Prince Reza Pahlavi calls for civil disobedience and protests
15 May 2017
"The regime has been given enough chance to come clean. It hasn't, for good reason. Therefore, I say forget about the regime, think about the people."
He is the oldest son of the Shah of Iran, Mohammad Reza Pahlavi. Now Crown Prince Reza Pahlavi says he is fighting for the soul of his nation.
During his father's time, Tehran was a reliable ally and America was not the Great Satan as the U.S. has been so often called in Iran today. That ended when Pahlavi's family was overthrown by the 1979 Islamic Revolution of Grand Ayatollah Khomeini.
Now Pahlavi wants the Iranian people to rise up against the regime and establish a Parliamentary democracy based on democratic values, freedom and human rights.
"What I am calling upon is a process of civil disobedience, which is a method of change. How? By bringing domestic pressure on the system. If enough people refused to cooperate, like Indians in India during British time, when they can paralyze the system by massive sustained labor strikes across the nation, that is not shooting bullets in the streets," he said.
He added that the “method of change can be by non-violence, civil disobedience provided that it is nurtured and cared for." He noted that such mass movements have upended power structures from the collapse of the Soviet Union after the fall of the Berlin Wall, to the end of apartheid in South Africa. Pahlavi said there is no reason that a wave of popular support cannot topple the theocratic regime in Tehran, in a similar manner.
"History is full of such examples," Pahlavi notes.
"If change during the cold war was not ultimately, how do we defeat the Soviet system? How do we assist the dissidents? How do we empower or encourage the people who are trapped behind the Iron Curtain? None of these people would ever be heartened enough to ultimately roll of their sleeves and say: ‘Hey you know what? We are not abandoned anymore.’ From Sakharov to Solzhenitsyn all the way to the others, they said ‘hey, you know what? The world is not going to put up with it.’"

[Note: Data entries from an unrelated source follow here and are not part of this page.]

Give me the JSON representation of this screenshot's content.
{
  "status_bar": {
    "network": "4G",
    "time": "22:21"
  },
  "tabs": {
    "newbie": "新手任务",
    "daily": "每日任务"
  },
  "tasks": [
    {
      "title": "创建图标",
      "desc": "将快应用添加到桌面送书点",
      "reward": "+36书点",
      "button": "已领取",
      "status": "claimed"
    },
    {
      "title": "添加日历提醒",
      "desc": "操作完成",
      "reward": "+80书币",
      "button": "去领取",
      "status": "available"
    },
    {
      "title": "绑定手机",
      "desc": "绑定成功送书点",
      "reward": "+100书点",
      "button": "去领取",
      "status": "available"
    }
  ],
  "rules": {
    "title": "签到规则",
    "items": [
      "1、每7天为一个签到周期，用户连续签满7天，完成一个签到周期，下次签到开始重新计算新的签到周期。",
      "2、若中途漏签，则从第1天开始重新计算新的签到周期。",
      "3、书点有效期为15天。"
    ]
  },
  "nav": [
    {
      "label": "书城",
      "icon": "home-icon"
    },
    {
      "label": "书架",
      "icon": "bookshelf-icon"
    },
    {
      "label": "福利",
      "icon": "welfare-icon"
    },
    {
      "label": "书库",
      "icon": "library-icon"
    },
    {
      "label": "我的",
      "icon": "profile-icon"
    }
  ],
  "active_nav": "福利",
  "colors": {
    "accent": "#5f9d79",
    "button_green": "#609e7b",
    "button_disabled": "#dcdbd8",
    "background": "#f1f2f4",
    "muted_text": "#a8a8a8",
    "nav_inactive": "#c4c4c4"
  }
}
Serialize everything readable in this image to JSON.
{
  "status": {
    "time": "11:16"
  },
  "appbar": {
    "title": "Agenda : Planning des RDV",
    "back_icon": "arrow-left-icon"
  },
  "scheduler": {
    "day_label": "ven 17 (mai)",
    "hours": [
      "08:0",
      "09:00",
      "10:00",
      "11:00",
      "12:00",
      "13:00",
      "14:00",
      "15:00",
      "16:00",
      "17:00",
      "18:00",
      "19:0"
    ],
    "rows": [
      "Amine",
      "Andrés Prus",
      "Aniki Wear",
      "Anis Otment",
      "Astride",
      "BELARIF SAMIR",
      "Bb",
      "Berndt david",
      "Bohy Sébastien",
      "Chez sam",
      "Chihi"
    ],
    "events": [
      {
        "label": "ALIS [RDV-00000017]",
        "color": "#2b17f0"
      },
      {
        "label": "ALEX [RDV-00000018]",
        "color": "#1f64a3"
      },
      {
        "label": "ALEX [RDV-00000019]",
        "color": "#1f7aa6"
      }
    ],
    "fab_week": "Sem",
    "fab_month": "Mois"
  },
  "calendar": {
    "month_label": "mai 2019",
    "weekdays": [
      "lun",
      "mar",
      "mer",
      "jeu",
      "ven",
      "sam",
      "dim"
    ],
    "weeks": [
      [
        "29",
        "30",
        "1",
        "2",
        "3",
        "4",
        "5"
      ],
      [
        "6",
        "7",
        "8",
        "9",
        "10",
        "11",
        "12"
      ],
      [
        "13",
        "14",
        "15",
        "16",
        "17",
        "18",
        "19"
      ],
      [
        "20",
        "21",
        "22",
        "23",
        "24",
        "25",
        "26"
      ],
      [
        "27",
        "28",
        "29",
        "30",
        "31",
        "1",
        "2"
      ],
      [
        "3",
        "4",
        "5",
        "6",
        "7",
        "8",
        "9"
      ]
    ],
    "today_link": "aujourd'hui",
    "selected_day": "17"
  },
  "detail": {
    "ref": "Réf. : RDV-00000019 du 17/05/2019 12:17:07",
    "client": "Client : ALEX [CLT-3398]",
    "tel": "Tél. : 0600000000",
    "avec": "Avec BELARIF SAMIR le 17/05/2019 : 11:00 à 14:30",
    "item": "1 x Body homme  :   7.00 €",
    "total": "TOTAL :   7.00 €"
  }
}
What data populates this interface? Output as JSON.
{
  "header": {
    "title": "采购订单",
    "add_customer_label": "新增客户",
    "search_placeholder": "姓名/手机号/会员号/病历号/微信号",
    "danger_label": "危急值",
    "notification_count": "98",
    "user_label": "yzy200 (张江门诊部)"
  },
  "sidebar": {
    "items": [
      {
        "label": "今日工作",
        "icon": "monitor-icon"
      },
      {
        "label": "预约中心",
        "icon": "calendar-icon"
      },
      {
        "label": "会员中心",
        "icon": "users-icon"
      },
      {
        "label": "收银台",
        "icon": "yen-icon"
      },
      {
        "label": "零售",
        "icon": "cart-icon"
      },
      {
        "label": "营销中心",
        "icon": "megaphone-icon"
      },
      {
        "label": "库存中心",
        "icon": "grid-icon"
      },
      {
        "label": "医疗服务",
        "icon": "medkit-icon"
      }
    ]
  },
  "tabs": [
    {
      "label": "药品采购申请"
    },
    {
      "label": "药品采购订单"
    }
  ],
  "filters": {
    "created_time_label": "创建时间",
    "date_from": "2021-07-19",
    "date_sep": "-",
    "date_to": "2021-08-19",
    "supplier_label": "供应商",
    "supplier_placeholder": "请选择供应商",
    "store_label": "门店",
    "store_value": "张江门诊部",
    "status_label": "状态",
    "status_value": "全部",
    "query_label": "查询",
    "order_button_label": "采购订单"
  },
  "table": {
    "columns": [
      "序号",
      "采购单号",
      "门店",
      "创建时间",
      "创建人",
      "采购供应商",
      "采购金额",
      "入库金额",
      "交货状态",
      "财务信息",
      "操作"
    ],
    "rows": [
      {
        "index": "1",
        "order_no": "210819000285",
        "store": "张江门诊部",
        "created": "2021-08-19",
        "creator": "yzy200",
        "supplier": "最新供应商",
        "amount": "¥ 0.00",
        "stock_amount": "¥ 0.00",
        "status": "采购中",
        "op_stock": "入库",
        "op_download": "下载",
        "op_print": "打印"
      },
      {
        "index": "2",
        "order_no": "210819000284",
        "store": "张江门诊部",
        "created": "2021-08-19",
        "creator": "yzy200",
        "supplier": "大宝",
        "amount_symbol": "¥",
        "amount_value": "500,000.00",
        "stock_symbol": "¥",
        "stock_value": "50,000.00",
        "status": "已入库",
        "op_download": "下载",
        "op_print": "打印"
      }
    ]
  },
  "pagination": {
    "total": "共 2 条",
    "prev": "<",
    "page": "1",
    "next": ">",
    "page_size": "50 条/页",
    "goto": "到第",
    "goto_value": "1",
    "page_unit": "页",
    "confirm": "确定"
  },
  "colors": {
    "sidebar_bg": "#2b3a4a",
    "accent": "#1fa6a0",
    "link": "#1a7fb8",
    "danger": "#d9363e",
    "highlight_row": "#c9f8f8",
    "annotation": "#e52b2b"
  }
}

"Nelson Mandela was rotting in his cell in South Africa while half the world was doing business with the apartheid regime, until a point that the people in the world said, Basta!, enough, it is no longer acceptable."
Pahlavi said just like opposing past repressive regimes, Americans can take the lead in pressuring Tehran. He sent a letter to then President-elect Trump, hoping that his “administration will bear in mind the aspiration of the Iranian people and engage the secular democratic forces, providing support for the struggle of my fellow compatriots for peace, freedom, and democracy.”
"The more they hear about what the Iranian people demand, not what the regime wants, but what the Iranian people demand, they will in turn tell their congressmen, senators, and decision makers, ‘What are you waiting for? These people are like us! They don't want to come here and destroy us, or blow us to pieces or wipe a country from the map, they want to be like us!’"
Pahlavi also said that more should have been done to encourage the resistance during the so-called “Green Revolution” in 2009, when Iranians massed the streets demanding a free and fair election.
"If the people on the streets are holding up slogans, in English or in French, they are not practicing their linguistic skills, they are sending you a clear message. They were chanting on the streets, ‘Obama Obama’... in Farsi, (which) means either you are with them or you are with us. Make a choice. I think the choice was not to heed the call of the people."
Pahlavi said that he always has hope for a change in his country, because "it is in the nature of human beings."
He said people everywhere yearn for the same thing.
"It is three obvious factors. One is freedom and the ability to speak your mind and believe in what you want. The other one is an opportunity to participate in whatever system that is governing your country and the last but certainly not the least, dignity, human dignity, and when they deprive you as a human being for any of these, will you give up and not stand up and fight, and say if I have to sacrifice myself I am doing it so my children will not have to see this, that is the history of our world. From the days of Moses to today, it was always to be freed from bondage...and Iranians are not expectations to that."
Some fault the Shah's rule, and U.S. policy at the time, for setting the stage that enabled to Islamic revolution to succeed. But Pahlavi said that today, "there is no question" that the regime will eventually fall.”
"People are not giving up, they know it's tough, they know it's a high price," he said. "Change will occur. Whether we like it or not, it is a historical conclusion that this type of regime simply cannot survive, it's is just a matter of time. The only question is when, and at what cost."
Read the full article originally published by Fox News, here.